In the cold light of the following morning, you know that the original is more authentic, you know that some of the colours look a bit silly. But, what the hell! It’s about time that someone put some colour into the family tree. Now, it’s just a matter of waiting for my brother to email me to point out that the coat was green, not yellow!
The last two frames of the strip of negatives from the winter of 1964/65 reveal how I can be so sure of both the date and the place. They show the destination of my walk, which was to my brothers’ new house in East Street, Lightcliffe. I may be neither a rock, nor an island (thank you Paul and Art for accompanying me in my walk), but at least at the end of my walk I can have the pleasure of watching Roger dig up rocks from his back yard.
I can remember the project well: he was clearing the yard to make room for the boat he was about to build there. By the Spring of 1965, the boat was well on the way to completion, and later that year it was starting its journey around the canals of northern Britain.
It was replaced by further boats, each of increasing size and complexity, and they would eventually take my brother and his family to the other side of the world. He will probably be reading this post from his island home in the West Indies: with memories of all those years ago …. and trying hard to remember what on earth snow is.

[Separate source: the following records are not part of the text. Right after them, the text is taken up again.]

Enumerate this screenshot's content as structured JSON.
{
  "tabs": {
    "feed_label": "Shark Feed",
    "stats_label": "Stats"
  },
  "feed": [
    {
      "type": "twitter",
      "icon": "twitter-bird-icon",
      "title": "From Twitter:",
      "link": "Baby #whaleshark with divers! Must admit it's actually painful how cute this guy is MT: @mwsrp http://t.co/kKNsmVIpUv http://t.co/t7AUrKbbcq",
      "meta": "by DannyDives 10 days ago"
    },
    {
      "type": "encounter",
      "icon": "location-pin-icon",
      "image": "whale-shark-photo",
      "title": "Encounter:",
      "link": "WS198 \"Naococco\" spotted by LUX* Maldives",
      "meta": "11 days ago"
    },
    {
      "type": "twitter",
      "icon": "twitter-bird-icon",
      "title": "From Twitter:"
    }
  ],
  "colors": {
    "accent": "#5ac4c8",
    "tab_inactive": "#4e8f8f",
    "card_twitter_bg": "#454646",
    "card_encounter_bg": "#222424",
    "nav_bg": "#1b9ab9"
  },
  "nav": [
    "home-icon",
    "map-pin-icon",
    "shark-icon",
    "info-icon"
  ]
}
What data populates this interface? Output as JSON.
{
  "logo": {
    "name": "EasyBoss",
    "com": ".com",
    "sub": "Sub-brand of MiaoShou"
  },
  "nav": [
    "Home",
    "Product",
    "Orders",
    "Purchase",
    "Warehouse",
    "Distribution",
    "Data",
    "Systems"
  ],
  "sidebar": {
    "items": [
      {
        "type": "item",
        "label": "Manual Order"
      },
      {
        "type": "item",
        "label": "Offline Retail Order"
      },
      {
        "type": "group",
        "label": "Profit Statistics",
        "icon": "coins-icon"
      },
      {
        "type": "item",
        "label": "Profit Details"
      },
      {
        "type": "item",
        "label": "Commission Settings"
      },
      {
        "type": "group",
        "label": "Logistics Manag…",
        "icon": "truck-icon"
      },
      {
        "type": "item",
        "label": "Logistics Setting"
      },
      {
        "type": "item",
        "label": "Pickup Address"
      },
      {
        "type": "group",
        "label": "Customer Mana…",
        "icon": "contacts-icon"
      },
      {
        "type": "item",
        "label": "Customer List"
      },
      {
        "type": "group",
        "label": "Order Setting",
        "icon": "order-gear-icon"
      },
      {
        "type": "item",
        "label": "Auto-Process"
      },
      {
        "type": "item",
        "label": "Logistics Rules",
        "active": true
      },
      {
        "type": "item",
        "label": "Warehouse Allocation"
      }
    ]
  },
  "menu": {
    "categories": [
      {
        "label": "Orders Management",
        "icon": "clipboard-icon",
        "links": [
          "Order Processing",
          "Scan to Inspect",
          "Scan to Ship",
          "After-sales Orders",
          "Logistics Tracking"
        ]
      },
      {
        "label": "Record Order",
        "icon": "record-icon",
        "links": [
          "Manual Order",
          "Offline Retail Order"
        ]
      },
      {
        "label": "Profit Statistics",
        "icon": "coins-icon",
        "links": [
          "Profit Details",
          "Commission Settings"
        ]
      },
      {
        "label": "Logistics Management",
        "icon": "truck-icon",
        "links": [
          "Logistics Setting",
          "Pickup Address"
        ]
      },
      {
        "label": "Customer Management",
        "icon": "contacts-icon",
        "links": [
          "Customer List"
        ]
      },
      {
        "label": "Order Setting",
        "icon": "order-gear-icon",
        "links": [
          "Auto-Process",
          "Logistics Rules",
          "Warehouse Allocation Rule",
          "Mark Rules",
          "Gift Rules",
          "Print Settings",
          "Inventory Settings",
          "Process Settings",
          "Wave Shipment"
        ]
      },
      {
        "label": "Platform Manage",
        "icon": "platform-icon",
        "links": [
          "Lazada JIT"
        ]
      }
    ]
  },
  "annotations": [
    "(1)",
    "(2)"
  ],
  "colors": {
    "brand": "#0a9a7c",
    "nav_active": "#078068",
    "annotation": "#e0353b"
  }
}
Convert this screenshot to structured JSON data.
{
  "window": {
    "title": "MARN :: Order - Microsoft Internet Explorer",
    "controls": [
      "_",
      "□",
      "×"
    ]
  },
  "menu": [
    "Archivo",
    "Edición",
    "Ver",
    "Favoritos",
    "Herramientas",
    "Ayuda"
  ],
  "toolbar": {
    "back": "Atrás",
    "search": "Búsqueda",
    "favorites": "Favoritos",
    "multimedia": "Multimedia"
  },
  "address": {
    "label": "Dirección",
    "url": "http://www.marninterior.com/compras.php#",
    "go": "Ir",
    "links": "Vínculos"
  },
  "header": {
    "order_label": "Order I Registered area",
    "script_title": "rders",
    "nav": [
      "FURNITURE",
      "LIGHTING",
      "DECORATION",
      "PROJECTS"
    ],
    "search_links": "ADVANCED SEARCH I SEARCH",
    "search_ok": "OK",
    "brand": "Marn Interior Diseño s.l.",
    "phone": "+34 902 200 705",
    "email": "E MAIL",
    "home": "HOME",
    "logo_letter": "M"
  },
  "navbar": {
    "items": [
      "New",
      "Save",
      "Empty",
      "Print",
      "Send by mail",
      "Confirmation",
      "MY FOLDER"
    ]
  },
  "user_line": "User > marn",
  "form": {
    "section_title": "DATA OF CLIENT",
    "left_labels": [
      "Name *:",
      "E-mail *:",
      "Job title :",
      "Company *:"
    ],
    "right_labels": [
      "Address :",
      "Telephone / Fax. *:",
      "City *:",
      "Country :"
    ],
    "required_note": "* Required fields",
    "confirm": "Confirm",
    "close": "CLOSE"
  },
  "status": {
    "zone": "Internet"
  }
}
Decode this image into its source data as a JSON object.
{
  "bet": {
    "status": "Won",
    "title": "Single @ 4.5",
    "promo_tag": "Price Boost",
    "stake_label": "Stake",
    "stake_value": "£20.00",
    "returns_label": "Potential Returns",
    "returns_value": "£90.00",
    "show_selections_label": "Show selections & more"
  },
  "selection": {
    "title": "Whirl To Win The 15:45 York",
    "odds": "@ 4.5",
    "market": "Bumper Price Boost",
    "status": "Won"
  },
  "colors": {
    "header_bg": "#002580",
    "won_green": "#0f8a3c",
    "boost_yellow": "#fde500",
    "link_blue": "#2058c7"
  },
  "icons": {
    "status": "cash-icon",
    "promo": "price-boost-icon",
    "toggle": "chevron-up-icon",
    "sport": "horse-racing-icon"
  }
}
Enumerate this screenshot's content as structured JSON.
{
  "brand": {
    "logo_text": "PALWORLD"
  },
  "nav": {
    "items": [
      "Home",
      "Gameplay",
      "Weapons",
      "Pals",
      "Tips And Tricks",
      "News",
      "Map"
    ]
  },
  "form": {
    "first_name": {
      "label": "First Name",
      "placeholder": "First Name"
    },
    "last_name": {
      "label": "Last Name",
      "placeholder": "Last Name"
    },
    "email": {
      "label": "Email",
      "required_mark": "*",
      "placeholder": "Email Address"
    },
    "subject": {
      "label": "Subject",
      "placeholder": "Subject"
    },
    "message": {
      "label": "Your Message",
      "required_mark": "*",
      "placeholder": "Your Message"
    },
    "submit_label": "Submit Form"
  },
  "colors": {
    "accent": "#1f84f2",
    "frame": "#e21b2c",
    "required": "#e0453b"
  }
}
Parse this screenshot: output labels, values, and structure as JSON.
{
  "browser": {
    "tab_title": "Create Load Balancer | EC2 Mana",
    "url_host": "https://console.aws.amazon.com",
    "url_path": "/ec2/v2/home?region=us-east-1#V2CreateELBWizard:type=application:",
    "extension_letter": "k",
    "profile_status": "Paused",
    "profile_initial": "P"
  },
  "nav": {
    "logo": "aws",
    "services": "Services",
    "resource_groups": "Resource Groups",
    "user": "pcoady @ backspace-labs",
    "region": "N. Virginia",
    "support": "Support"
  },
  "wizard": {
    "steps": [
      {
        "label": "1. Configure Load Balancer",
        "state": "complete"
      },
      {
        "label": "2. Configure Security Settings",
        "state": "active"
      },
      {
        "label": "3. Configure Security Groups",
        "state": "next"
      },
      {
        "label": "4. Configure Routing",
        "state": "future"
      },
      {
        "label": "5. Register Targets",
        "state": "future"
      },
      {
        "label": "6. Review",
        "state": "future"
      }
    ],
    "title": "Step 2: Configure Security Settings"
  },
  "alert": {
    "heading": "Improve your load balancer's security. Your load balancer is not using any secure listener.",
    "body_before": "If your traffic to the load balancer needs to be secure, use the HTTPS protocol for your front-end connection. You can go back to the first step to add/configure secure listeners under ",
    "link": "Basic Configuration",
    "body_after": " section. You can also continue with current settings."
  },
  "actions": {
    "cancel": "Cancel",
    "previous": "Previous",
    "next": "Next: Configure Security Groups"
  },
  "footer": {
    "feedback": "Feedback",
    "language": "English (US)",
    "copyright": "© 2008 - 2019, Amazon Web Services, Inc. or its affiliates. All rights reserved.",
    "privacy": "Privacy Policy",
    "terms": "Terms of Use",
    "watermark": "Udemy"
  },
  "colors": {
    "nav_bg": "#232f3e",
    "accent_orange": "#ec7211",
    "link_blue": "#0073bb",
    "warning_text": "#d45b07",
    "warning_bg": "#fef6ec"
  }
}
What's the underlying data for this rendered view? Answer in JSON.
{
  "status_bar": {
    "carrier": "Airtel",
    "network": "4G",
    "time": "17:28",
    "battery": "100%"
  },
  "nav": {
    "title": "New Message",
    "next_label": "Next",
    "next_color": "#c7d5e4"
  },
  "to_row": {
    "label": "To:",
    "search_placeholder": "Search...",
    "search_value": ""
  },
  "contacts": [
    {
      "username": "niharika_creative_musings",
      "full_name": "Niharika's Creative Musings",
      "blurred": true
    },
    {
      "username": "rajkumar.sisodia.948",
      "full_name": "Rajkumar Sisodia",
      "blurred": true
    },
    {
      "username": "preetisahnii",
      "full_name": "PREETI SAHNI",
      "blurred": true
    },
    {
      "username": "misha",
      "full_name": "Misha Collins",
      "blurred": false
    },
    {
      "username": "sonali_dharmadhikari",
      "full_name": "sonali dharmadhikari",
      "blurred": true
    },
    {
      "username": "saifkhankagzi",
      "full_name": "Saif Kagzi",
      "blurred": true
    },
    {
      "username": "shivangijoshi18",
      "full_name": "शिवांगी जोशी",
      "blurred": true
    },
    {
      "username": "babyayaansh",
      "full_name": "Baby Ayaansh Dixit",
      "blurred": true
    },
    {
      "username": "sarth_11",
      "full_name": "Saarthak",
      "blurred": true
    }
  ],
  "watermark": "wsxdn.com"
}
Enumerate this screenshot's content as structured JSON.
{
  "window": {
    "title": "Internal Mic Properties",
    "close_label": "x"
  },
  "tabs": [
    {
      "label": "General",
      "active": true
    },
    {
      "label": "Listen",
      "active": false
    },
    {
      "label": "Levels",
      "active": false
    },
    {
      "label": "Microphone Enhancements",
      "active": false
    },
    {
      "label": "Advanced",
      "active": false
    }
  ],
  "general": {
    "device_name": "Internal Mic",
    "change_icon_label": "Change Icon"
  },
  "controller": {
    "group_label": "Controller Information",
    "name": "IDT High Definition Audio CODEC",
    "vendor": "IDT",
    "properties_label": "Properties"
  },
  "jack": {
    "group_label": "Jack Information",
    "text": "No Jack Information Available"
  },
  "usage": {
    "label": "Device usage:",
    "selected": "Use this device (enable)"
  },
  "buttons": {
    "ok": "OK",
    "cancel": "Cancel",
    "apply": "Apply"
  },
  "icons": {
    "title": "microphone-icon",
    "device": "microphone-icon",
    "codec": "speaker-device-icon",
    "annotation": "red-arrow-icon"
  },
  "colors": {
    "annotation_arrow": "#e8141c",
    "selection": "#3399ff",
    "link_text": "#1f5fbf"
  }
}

The entrance to the Grand Pier at Weston-Super-Mare in England. The photo dates from the mid 1930s, and the couple standing in front of the “Mirth” sign are my Uncle and Aunt, Frank and Miriam Fieldhouse. The miserable chap who is the embodiment of anything but “Enjoyment” is, happily, unknown. From the posters on display, it appears that Sir Malcolm Campbell’s record-breaking car “Bluebird” was being exhibited on the pier at the time. There may be a distinct lack of mirth and enjoyment, but this little sepia print is certainly full of life.
Uncle Harry was the nearest you could get to a celebrity in our family. For a time in the early 1930s he “trod the boards“, being part of a concert party that did the rounds of the seaside pier halls of Britain. He was never top of the bill, his job was to provide piano accompaniment to true stars like Miss Dorothy Woodhill, “the charming soprano” and Will Kimber, “the well-known Yorkshire baritone“. His name just about lives on in the form of a brief review of the Silhouettes Concert Party in the Bognar Regis Observer of the 17th June 1931. You can find it on page 4, just next to the advert for grey flannel trousers at 14/11 a pair.
He was not understood in working class Bradford in the late 1920s and early 1930s for either his desire to become an entertainer, or, I suspect, for his sexuality. After a couple of years touring the minor concert halls of Britain, he was constrained into a job as a clerk in a coal merchant’s office, and marriage to my father’s sister, Annie-Elizabeth. If J.B. Priestley had been writing their story it would have no doubt finished with a jolly sing-song around a piano; but, in reality, it was more like an Alan Bennet Talking Heads monologue. Bennet would have made much play of that advert for grey flannel trousers, and Miss Dorothy Woodhall, the charming soprano.
My weekly instalment of a photograph from each year of my life is an appropriate one as, on Fathers’ Day, it features my father, Albert, and me. It is doubly appropriate because his birthday would have been next week – he was born on the 25th June 1911. Happy Birthday, Happy Fathers’ Day.